“The challenges of financing quality rental housing and the accelerated pace of technological development in the industry are converging,” Evans said. She joined the firm in 1992, and since taking over as COO of multifamily, she’s launched its credit risk transfer business and spearheaded its digital transformation, which has seen the implementation of automated pricing and underwriting systems. “I look forward to working with the professionals at Fannie Mae and our Delegated Underwriting and Servicing (DUS) lenders and borrowers to fulfill our critical mission and make affordable, sustainable multifamily housing a reality for families across the country.”

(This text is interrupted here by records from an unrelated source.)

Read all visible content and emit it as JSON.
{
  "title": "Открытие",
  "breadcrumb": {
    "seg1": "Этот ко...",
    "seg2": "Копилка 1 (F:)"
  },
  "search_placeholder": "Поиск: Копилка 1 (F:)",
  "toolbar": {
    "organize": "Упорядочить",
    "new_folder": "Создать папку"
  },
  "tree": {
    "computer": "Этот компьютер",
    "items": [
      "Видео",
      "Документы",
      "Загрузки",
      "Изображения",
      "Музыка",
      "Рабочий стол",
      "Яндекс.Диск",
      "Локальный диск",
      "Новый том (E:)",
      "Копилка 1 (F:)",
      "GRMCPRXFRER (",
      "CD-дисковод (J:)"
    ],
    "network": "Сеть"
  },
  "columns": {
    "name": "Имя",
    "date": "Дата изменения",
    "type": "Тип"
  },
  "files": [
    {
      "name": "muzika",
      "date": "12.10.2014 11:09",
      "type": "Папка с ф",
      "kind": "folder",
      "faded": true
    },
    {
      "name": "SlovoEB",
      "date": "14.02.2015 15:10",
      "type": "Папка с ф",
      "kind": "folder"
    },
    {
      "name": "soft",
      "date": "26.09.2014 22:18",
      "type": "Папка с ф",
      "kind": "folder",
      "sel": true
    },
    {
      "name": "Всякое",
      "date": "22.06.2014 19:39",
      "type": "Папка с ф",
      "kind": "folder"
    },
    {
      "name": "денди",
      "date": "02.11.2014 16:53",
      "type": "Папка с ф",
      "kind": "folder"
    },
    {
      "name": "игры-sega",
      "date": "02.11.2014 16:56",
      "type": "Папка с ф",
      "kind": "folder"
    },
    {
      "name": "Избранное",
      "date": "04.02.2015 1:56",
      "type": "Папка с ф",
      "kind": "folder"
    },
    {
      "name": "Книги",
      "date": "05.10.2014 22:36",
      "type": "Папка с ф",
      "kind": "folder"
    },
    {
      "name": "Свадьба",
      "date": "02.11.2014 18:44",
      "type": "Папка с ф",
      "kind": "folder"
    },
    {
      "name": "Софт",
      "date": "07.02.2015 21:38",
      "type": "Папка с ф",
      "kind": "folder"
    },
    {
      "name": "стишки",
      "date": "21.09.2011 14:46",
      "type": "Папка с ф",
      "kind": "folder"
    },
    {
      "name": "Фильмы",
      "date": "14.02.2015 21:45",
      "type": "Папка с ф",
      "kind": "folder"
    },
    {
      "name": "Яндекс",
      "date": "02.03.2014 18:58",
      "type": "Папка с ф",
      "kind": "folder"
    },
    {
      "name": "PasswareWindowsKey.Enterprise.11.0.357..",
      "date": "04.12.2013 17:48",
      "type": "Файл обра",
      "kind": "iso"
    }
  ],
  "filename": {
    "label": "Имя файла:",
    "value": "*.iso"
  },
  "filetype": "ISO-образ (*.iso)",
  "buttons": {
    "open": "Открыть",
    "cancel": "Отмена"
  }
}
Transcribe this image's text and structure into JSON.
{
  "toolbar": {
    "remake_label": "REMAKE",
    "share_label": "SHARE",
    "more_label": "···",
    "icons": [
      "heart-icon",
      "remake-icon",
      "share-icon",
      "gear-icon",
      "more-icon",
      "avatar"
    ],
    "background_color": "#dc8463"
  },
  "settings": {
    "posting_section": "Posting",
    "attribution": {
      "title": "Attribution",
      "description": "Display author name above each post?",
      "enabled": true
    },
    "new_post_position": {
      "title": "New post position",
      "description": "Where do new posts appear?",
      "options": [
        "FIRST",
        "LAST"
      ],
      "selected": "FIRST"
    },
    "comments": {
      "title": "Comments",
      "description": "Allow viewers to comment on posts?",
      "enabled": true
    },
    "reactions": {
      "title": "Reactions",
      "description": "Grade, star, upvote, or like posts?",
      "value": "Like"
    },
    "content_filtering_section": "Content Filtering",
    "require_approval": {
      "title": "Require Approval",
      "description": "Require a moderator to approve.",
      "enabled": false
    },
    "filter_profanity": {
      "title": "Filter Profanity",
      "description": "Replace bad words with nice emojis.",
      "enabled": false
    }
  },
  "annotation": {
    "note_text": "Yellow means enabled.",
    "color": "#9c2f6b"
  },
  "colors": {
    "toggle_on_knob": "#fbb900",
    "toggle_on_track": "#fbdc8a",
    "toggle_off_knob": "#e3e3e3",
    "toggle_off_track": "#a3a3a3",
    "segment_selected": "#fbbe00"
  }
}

Fannie Mae president David Benson said the agency is “fortunate to have someone of [Hayward’s] unique experience and talent to help us mobilize our most important asset — our human capital. He understands both the moral urgency and competitive value of diversity and inclusion to our own organization and to the broader housing industry. “[He] has the passion, energy, and commercial mindset needed to forge new, creative partnerships with others who share our willingness to invest intellectual, human, and financial capital in change that is lasting and meaningful. 

He added that throughout Evans’ tenure with the firm, she’s “built strong, trusted relationships with our Multifamily customers, driven change and innovation” while managing its multifamily operations, saying that “at a time when affordable rental housing is more important than ever to our country, she is the right person to lead our multifamily team.”

Fannie Mae and its counterpart Freddie Mac have been gearing up for their eventual move out from under the umbrella of federal conservatorship, a status they’ve held since September 2008, following the fallout from the Financial Crisis. It’s been a goal of the Trump administration and the Treasury Department to privatize the two mortgage behemoths, something FHFA director Mark Calabria has said he hopes to accomplish before he leaves his post in 2024.

Both entities have moved to recapitalize in order to privatize, and under an FHFA mandate, they must reach a combined $234 billion in capital on hand in order to proceed, as CO previously reported. In mid-June, Freddie Mac and Fannie Mae tapped J.P. Morgan Chase and Morgan Stanley, respectively, to advise them in their campaigns to recap and exit conservatorship.